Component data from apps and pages
____

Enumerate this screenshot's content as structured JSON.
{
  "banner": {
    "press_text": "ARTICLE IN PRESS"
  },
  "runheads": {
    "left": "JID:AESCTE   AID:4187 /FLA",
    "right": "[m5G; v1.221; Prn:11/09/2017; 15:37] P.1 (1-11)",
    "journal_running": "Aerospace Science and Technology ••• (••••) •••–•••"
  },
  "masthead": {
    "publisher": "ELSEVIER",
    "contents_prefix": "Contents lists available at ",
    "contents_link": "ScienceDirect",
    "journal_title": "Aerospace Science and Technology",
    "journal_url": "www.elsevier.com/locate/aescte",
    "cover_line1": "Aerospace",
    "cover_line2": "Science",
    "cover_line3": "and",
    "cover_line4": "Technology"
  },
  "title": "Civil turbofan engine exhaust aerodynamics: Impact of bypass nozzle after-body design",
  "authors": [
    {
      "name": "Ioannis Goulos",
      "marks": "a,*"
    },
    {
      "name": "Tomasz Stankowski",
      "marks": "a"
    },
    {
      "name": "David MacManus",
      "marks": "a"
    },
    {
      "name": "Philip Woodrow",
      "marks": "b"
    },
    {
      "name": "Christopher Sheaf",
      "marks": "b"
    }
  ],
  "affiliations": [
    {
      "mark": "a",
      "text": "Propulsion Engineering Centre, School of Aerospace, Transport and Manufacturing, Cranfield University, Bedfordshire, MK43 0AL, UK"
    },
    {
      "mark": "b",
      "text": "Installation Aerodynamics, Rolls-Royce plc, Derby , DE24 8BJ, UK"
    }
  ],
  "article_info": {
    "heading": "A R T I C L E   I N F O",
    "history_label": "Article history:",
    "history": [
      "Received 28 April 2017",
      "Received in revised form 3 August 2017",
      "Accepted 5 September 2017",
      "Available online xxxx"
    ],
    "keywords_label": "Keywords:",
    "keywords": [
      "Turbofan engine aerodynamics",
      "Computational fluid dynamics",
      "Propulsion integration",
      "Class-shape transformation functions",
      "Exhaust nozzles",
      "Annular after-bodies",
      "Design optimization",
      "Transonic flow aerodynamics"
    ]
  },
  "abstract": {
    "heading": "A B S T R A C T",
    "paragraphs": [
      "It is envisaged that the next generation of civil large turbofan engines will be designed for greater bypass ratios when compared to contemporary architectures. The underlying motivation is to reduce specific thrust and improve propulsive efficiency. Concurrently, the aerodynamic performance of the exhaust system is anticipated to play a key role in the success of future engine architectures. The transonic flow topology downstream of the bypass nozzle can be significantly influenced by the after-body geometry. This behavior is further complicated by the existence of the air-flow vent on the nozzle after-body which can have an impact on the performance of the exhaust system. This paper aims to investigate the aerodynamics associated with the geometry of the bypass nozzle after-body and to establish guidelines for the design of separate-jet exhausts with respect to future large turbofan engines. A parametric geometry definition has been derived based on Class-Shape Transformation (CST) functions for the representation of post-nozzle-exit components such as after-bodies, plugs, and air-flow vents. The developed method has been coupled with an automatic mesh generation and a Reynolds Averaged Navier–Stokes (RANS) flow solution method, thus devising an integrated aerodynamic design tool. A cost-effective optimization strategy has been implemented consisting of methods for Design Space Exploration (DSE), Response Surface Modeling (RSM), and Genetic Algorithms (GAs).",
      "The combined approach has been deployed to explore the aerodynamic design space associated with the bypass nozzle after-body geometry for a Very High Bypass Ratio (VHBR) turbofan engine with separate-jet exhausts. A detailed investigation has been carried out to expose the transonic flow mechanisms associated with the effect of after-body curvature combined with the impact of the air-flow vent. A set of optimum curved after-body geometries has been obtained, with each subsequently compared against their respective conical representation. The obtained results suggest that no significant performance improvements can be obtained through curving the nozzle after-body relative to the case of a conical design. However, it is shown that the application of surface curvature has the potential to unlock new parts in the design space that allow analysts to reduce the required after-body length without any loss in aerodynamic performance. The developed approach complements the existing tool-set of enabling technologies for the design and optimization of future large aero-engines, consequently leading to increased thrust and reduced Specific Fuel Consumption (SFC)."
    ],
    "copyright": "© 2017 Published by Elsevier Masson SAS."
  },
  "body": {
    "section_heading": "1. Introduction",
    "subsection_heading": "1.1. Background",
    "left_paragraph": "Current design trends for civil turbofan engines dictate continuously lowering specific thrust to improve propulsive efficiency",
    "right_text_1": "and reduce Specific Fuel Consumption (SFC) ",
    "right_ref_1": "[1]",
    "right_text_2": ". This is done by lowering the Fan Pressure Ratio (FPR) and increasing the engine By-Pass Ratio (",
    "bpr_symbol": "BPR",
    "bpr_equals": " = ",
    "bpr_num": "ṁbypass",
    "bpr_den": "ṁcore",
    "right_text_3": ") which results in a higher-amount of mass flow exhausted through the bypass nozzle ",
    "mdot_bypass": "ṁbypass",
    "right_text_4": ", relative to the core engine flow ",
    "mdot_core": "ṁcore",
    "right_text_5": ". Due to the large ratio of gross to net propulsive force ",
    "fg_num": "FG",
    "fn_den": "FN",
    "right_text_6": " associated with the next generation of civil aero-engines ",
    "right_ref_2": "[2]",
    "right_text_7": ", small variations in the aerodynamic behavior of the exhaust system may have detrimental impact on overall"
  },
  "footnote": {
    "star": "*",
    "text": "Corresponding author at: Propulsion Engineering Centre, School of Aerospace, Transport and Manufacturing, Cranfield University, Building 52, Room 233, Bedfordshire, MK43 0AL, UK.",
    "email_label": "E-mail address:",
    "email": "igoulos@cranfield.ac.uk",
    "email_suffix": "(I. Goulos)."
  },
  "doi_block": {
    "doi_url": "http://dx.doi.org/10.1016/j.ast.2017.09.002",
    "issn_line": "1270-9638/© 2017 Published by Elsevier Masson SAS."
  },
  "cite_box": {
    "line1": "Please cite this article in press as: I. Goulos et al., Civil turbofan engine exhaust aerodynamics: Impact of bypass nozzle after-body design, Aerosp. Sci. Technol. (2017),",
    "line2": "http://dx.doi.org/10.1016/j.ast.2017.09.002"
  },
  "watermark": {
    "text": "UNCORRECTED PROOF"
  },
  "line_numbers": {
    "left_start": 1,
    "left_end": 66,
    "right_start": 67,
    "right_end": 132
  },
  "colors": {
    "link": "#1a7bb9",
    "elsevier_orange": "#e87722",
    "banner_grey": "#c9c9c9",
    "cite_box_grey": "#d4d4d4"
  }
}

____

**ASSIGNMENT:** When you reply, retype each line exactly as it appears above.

**SOLUTION FOR THIS PROBLEM:**
Enumerate this screenshot's content as structured JSON.
{
  "banner": {
    "press_text": "ARTICLE IN PRESS"
  },
  "runheads": {
    "left": "JID:AESCTE   AID:4187 /FLA",
    "right": "[m5G; v1.221; Prn:11/09/2017; 15:37] P.1 (1-11)",
    "journal_running": "Aerospace Science and Technology ••• (••••) •••–•••"
  },
  "masthead": {
    "publisher": "ELSEVIER",
    "contents_prefix": "Contents lists available at ",
    "contents_link": "ScienceDirect",
    "journal_title": "Aerospace Science and Technology",
    "journal_url": "www.elsevier.com/locate/aescte",
    "cover_line1": "Aerospace",
    "cover_line2": "Science",
    "cover_line3": "and",
    "cover_line4": "Technology"
  },
  "title": "Civil turbofan engine exhaust aerodynamics: Impact of bypass nozzle after-body design",
  "authors": [
    {
      "name": "Ioannis Goulos",
      "marks": "a,*"
    },
    {
      "name": "Tomasz Stankowski",
      "marks": "a"
    },
    {
      "name": "David MacManus",
      "marks": "a"
    },
    {
      "name": "Philip Woodrow",
      "marks": "b"
    },
    {
      "name": "Christopher Sheaf",
      "marks": "b"
    }
  ],
  "affiliations": [
    {
      "mark": "a",
      "text": "Propulsion Engineering Centre, School of Aerospace, Transport and Manufacturing, Cranfield University, Bedfordshire, MK43 0AL, UK"
    },
    {
      "mark": "b",
      "text": "Installation Aerodynamics, Rolls-Royce plc, Derby , DE24 8BJ, UK"
    }
  ],
  "article_info": {
    "heading": "A R T I C L E   I N F O",
    "history_label": "Article history:",
    "history": [
      "Received 28 April 2017",
      "Received in revised form 3 August 2017",
      "Accepted 5 September 2017",
      "Available online xxxx"
    ],
    "keywords_label": "Keywords:",
    "keywords": [
      "Turbofan engine aerodynamics",
      "Computational fluid dynamics",
      "Propulsion integration",
      "Class-shape transformation functions",
      "Exhaust nozzles",
      "Annular after-bodies",
      "Design optimization",
      "Transonic flow aerodynamics"
    ]
  },
  "abstract": {
    "heading": "A B S T R A C T",
    "paragraphs": [
      "It is envisaged that the next generation of civil large turbofan engines will be designed for greater bypass ratios when compared to contemporary architectures. The underlying motivation is to reduce specific thrust and improve propulsive efficiency. Concurrently, the aerodynamic performance of the exhaust system is anticipated to play a key role in the success of future engine architectures. The transonic flow topology downstream of the bypass nozzle can be significantly influenced by the after-body geometry. This behavior is further complicated by the existence of the air-flow vent on the nozzle after-body which can have an impact on the performance of the exhaust system. This paper aims to investigate the aerodynamics associated with the geometry of the bypass nozzle after-body and to establish guidelines for the design of separate-jet exhausts with respect to future large turbofan engines. A parametric geometry definition has been derived based on Class-Shape Transformation (CST) functions for the representation of post-nozzle-exit components such as after-bodies, plugs, and air-flow vents. The developed method has been coupled with an automatic mesh generation and a Reynolds Averaged Navier–Stokes (RANS) flow solution method, thus devising an integrated aerodynamic design tool. A cost-effective optimization strategy has been implemented consisting of methods for Design Space Exploration (DSE), Response Surface Modeling (RSM), and Genetic Algorithms (GAs).",
      "The combined approach has been deployed to explore the aerodynamic design space associated with the bypass nozzle after-body geometry for a Very High Bypass Ratio (VHBR) turbofan engine with separate-jet exhausts. A detailed investigation has been carried out to expose the transonic flow mechanisms associated with the effect of after-body curvature combined with the impact of the air-flow vent. A set of optimum curved after-body geometries has been obtained, with each subsequently compared against their respective conical representation. The obtained results suggest that no significant performance improvements can be obtained through curving the nozzle after-body relative to the case of a conical design. However, it is shown that the application of surface curvature has the potential to unlock new parts in the design space that allow analysts to reduce the required after-body length without any loss in aerodynamic performance. The developed approach complements the existing tool-set of enabling technologies for the design and optimization of future large aero-engines, consequently leading to increased thrust and reduced Specific Fuel Consumption (SFC)."
    ],
    "copyright": "© 2017 Published by Elsevier Masson SAS."
  },
  "body": {
    "section_heading": "1. Introduction",
    "subsection_heading": "1.1. Background",
    "left_paragraph": "Current design trends for civil turbofan engines dictate continuously lowering specific thrust to improve propulsive efficiency",
    "right_text_1": "and reduce Specific Fuel Consumption (SFC) ",
    "right_ref_1": "[1]",
    "right_text_2": ". This is done by lowering the Fan Pressure Ratio (FPR) and increasing the engine By-Pass Ratio (",
    "bpr_symbol": "BPR",
    "bpr_equals": " = ",
    "bpr_num": "ṁbypass",
    "bpr_den": "ṁcore",
    "right_text_3": ") which results in a higher-amount of mass flow exhausted through the bypass nozzle ",
    "mdot_bypass": "ṁbypass",
    "right_text_4": ", relative to the core engine flow ",
    "mdot_core": "ṁcore",
    "right_text_5": ". Due to the large ratio of gross to net propulsive force ",
    "fg_num": "FG",
    "fn_den": "FN",
    "right_text_6": " associated with the next generation of civil aero-engines ",
    "right_ref_2": "[2]",
    "right_text_7": ", small variations in the aerodynamic behavior of the exhaust system may have detrimental impact on overall"
  },
  "footnote": {
    "star": "*",
    "text": "Corresponding author at: Propulsion Engineering Centre, School of Aerospace, Transport and Manufacturing, Cranfield University, Building 52, Room 233, Bedfordshire, MK43 0AL, UK.",
    "email_label": "E-mail address:",
    "email": "igoulos@cranfield.ac.uk",
    "email_suffix": "(I. Goulos)."
  },
  "doi_block": {
    "doi_url": "http://dx.doi.org/10.1016/j.ast.2017.09.002",
    "issn_line": "1270-9638/© 2017 Published by Elsevier Masson SAS."
  },
  "cite_box": {
    "line1": "Please cite this article in press as: I. Goulos et al., Civil turbofan engine exhaust aerodynamics: Impact of bypass nozzle after-body design, Aerosp. Sci. Technol. (2017),",
    "line2": "http://dx.doi.org/10.1016/j.ast.2017.09.002"
  },
  "watermark": {
    "text": "UNCORRECTED PROOF"
  },
  "line_numbers": {
    "left_start": 1,
    "left_end": 66,
    "right_start": 67,
    "right_end": 132
  },
  "colors": {
    "link": "#1a7bb9",
    "elsevier_orange": "#e87722",
    "banner_grey": "#c9c9c9",
    "cite_box_grey": "#d4d4d4"
  }
}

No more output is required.